Your answer should consist of the lines in the data below that contain "likes".
=======
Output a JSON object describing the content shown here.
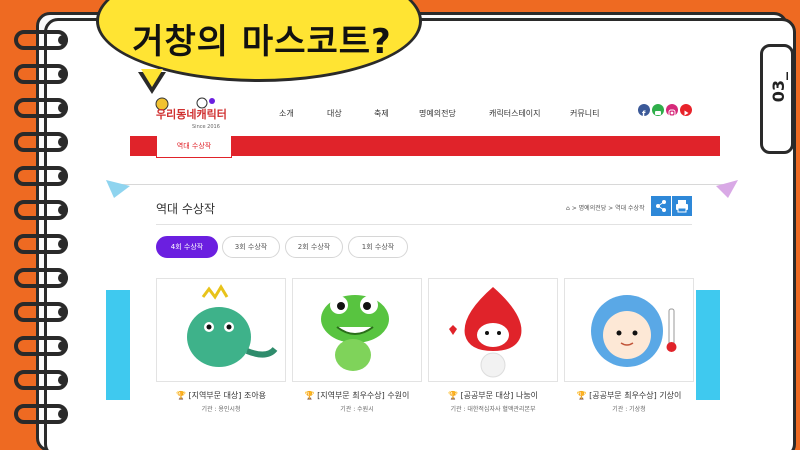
{
  "bubble": {
    "text": "거창의 마스코트?"
  },
  "side_tab": {
    "label": "03_"
  },
  "site": {
    "logo_text": "우리동네캐릭터",
    "logo_sub": "Since 2016",
    "nav": [
      "소개",
      "대상",
      "축제",
      "명예의전당",
      "캐릭터스테이지",
      "커뮤니티"
    ],
    "social": [
      {
        "name": "facebook-icon",
        "color": "#3b5998",
        "glyph": "f"
      },
      {
        "name": "chat-icon",
        "color": "#2fae4a",
        "glyph": "▬"
      },
      {
        "name": "instagram-icon",
        "color": "#d6297a",
        "glyph": "◎"
      },
      {
        "name": "youtube-icon",
        "color": "#e8232a",
        "glyph": "▶"
      }
    ],
    "tab_label": "역대 수상작"
  },
  "content": {
    "title": "역대 수상작",
    "breadcrumb": "⌂ > 명예의전당 > 역대 수상작",
    "tabs": [
      "4회 수상작",
      "3회 수상작",
      "2회 수상작",
      "1회 수상작"
    ],
    "cards": [
      {
        "title": "[지역부문 대상] 조아용",
        "org": "기관 : 용인시청",
        "color": "#3eb28a"
      },
      {
        "title": "[지역부문 최우수상] 수원이",
        "org": "기관 : 수원시",
        "color": "#58c440"
      },
      {
        "title": "[공공부문 대상] 나눔이",
        "org": "기관 : 대한적십자사 혈액관리본부",
        "color": "#e0232a"
      },
      {
        "title": "[공공부문 최우수상] 기상이",
        "org": "기관 : 기상청",
        "color": "#5aa8e6"
      }
    ]
  }
}
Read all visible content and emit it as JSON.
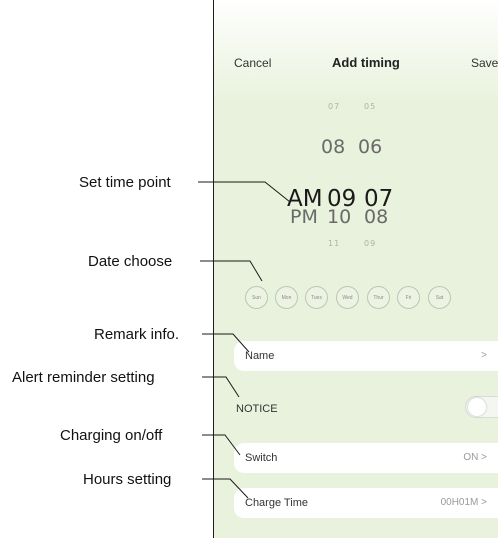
{
  "header": {
    "cancel_label": "Cancel",
    "title": "Add timing",
    "save_label": "Save"
  },
  "time_picker": {
    "ampm_above": "",
    "ampm_selected": "AM",
    "ampm_below": "PM",
    "hours": [
      "07",
      "08",
      "09",
      "10",
      "11"
    ],
    "minutes": [
      "05",
      "06",
      "07",
      "08",
      "09"
    ],
    "selected_hour": "09",
    "selected_minute": "07"
  },
  "days": [
    "Sun",
    "Mon",
    "Tues",
    "Wed",
    "Thur",
    "Fri",
    "Sat"
  ],
  "remark": {
    "label": "Name",
    "chevron": ">"
  },
  "notice": {
    "label": "NOTICE",
    "toggle_on": false
  },
  "switch_row": {
    "label": "Switch",
    "value": "ON >"
  },
  "charge_time": {
    "label": "Charge Time",
    "value": "00H01M >"
  },
  "annotations": {
    "set_time_point": "Set time point",
    "date_choose": "Date choose",
    "remark_info": "Remark info.",
    "alert_reminder": "Alert reminder setting",
    "charging_onoff": "Charging on/off",
    "hours_setting": "Hours setting"
  },
  "colors": {
    "panel_green": "#e8f2dc",
    "card_white": "#ffffff",
    "annotation_text": "#111111"
  }
}
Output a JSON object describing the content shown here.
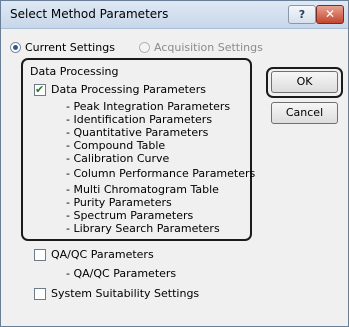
{
  "window": {
    "title": "Select Method Parameters",
    "help_label": "?",
    "close_label": "✕"
  },
  "settings_mode": {
    "current_label": "Current Settings",
    "acquisition_label": "Acquisition Settings",
    "selected": "current"
  },
  "data_processing": {
    "group_label": "Data Processing",
    "main_label": "Data Processing Parameters",
    "checked": true,
    "items": [
      "- Peak Integration Parameters",
      "- Identification Parameters",
      "- Quantitative Parameters",
      "- Compound Table",
      "- Calibration Curve",
      "- Column Performance Parameters",
      "- Multi Chromatogram Table",
      "- Purity Parameters",
      "- Spectrum Parameters",
      "- Library Search Parameters"
    ]
  },
  "qa_qc": {
    "label": "QA/QC Parameters",
    "checked": false,
    "sub_label": "- QA/QC Parameters"
  },
  "system_suitability": {
    "label": "System Suitability Settings",
    "checked": false
  },
  "buttons": {
    "ok_label": "OK",
    "cancel_label": "Cancel"
  }
}
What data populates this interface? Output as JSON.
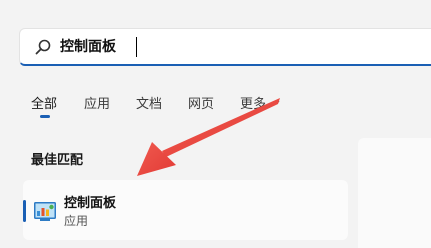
{
  "search": {
    "value": "控制面板",
    "icon": "search-icon"
  },
  "tabs": {
    "items": [
      {
        "label": "全部"
      },
      {
        "label": "应用"
      },
      {
        "label": "文档"
      },
      {
        "label": "网页"
      },
      {
        "label": "更多"
      }
    ]
  },
  "best_match": {
    "title": "最佳匹配",
    "result": {
      "title": "控制面板",
      "subtitle": "应用",
      "icon": "control-panel-icon"
    }
  },
  "colors": {
    "accent": "#1a5fb4",
    "annotation_arrow": "#e8463f"
  }
}
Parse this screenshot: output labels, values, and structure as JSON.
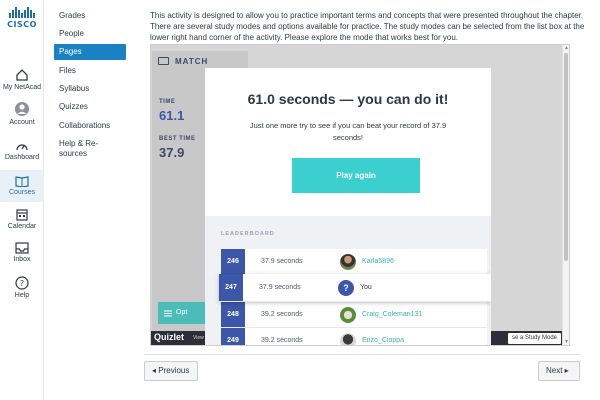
{
  "global_nav": {
    "logo": "CISCO",
    "items": [
      {
        "label": "My NetAcad",
        "icon": "home-icon"
      },
      {
        "label": "Account",
        "icon": "avatar-icon"
      },
      {
        "label": "Dashboard",
        "icon": "dashboard-icon"
      },
      {
        "label": "Courses",
        "icon": "book-icon",
        "active": true
      },
      {
        "label": "Calendar",
        "icon": "calendar-icon"
      },
      {
        "label": "Inbox",
        "icon": "inbox-icon"
      },
      {
        "label": "Help",
        "icon": "help-icon"
      }
    ],
    "accent": "#1e6ea8"
  },
  "course_nav": {
    "items": [
      "Grades",
      "People",
      "Pages",
      "Files",
      "Syllabus",
      "Quizzes",
      "Collaborations",
      "Help & Re-sources"
    ],
    "active_index": 2,
    "active_color": "#1a82c3"
  },
  "intro_text": "This activity is designed to allow you to practice important terms and concepts that were presented throughout the chapter. There are several study modes and options available for practice. The study modes can be selected from the list box at the lower right hand corner of the activity. Please explore the mode that works best for you.",
  "quizlet": {
    "mode_title": "MATCH",
    "time_label": "TIME",
    "time_value": "61.1",
    "best_label": "BEST TIME",
    "best_value": "37.9",
    "options_label": "Opt",
    "brand": "Quizlet",
    "view_link": "View t",
    "study_mode_select": "se a Study Mode",
    "modal": {
      "title": "61.0 seconds — you can do it!",
      "subtitle": "Just one more try to see if you can beat your record of 37.9 seconds!",
      "play_button": "Play again",
      "leaderboard_label": "LEADERBOARD",
      "rows": [
        {
          "rank": "246",
          "time": "37.9 seconds",
          "name": "Karla5896"
        },
        {
          "rank": "247",
          "time": "37.9 seconds",
          "name": "You",
          "is_me": true
        },
        {
          "rank": "248",
          "time": "39.2 seconds",
          "name": "Craig_Coleman131"
        },
        {
          "rank": "249",
          "time": "39.2 seconds",
          "name": "Enzo_Cioppa"
        }
      ],
      "button_color": "#3ccfcf",
      "rank_color": "#3d57a8"
    }
  },
  "pager": {
    "previous": "◂ Previous",
    "next": "Next ▸"
  }
}
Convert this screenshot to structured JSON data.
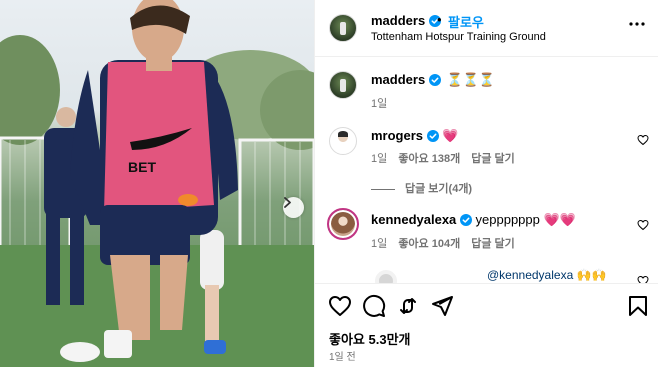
{
  "post": {
    "username": "madders",
    "separator": "•",
    "follow_label": "팔로우",
    "location": "Tottenham Hotspur Training Ground"
  },
  "caption": {
    "username": "madders",
    "text": "⏳⏳⏳",
    "time": "1일"
  },
  "comments": [
    {
      "username": "mrogers",
      "text": "💗",
      "time": "1일",
      "likes": "좋아요 138개",
      "reply_label": "답글 달기"
    },
    {
      "username": "kennedyalexa",
      "text": "yeppppppp 💗💗",
      "time": "1일",
      "likes": "좋아요 104개",
      "reply_label": "답글 달기"
    }
  ],
  "view_replies": "답글 보기(4개)",
  "reply_preview": "@kennedyalexa 🙌🙌",
  "footer": {
    "likes": "좋아요 5.3만개",
    "date": "1일 전"
  },
  "colors": {
    "accent": "#0095f6",
    "verified": "#0095f6",
    "muted": "#737373",
    "bib": "#e2557e"
  },
  "icons": [
    "verified-badge-icon",
    "more-options-icon",
    "heart-icon",
    "comment-icon",
    "share-icon",
    "send-icon",
    "save-icon",
    "chevron-right-icon"
  ]
}
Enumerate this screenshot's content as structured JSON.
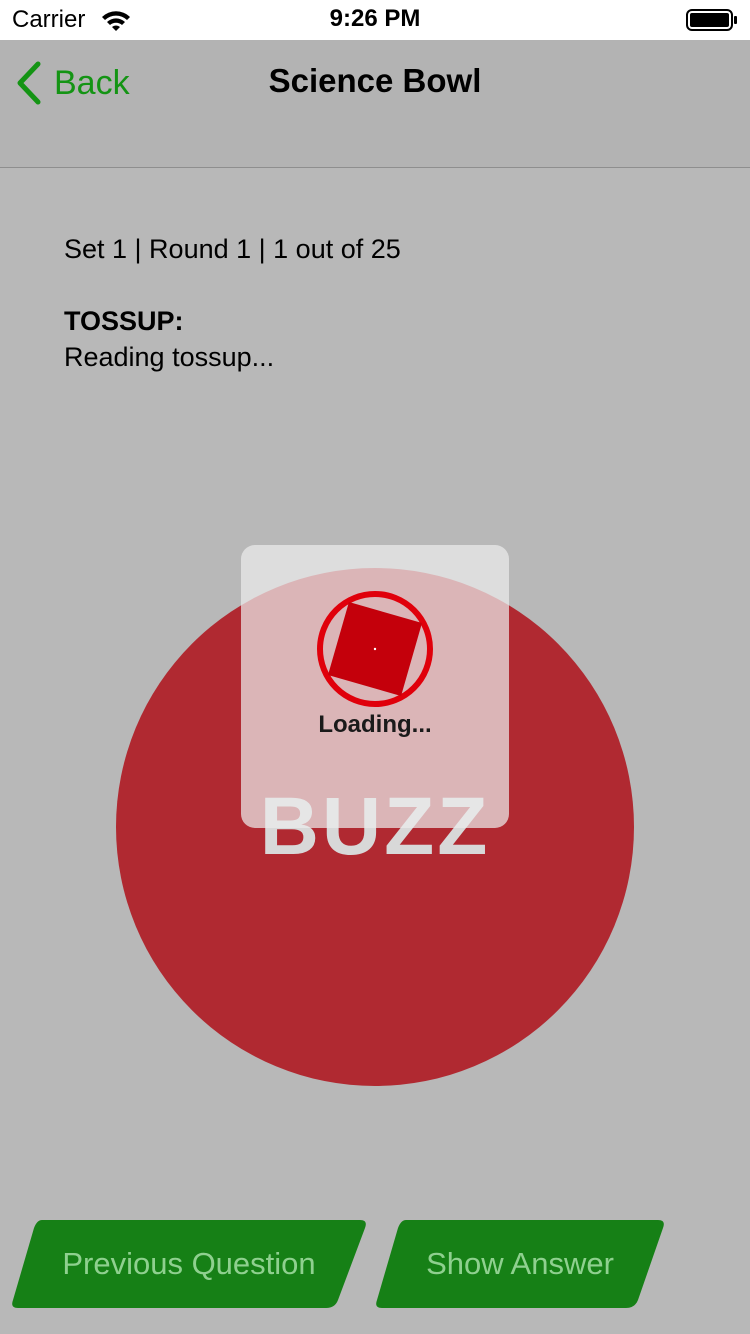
{
  "status_bar": {
    "carrier": "Carrier",
    "time": "9:26 PM",
    "icons": [
      "wifi-icon",
      "battery-icon"
    ]
  },
  "nav": {
    "back_label": "Back",
    "title": "Science Bowl"
  },
  "question": {
    "meta": "Set 1 | Round 1 | 1 out of 25",
    "type_label": "TOSSUP:",
    "text": "Reading tossup..."
  },
  "buzz": {
    "label": "BUZZ"
  },
  "loading": {
    "text": "Loading..."
  },
  "buttons": {
    "previous_label": "Previous Question",
    "show_answer_label": "Show Answer"
  },
  "colors": {
    "accent_green": "#149414",
    "button_green": "#168016",
    "buzz_red": "#b02931",
    "spinner_red": "#e0000b",
    "background_gray": "#b8b8b8"
  }
}
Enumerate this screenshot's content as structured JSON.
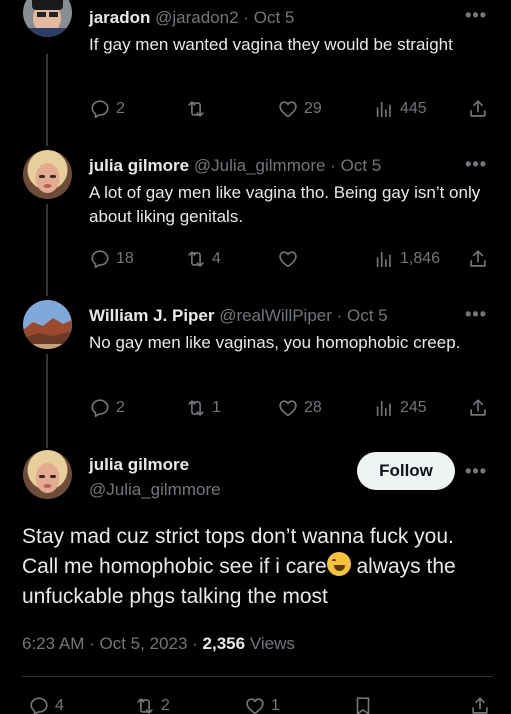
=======
*Expected answer*:
      "likes": "좋아요 138개",
      "likes": "좋아요 104개",
    "likes": "좋아요 5.3만개",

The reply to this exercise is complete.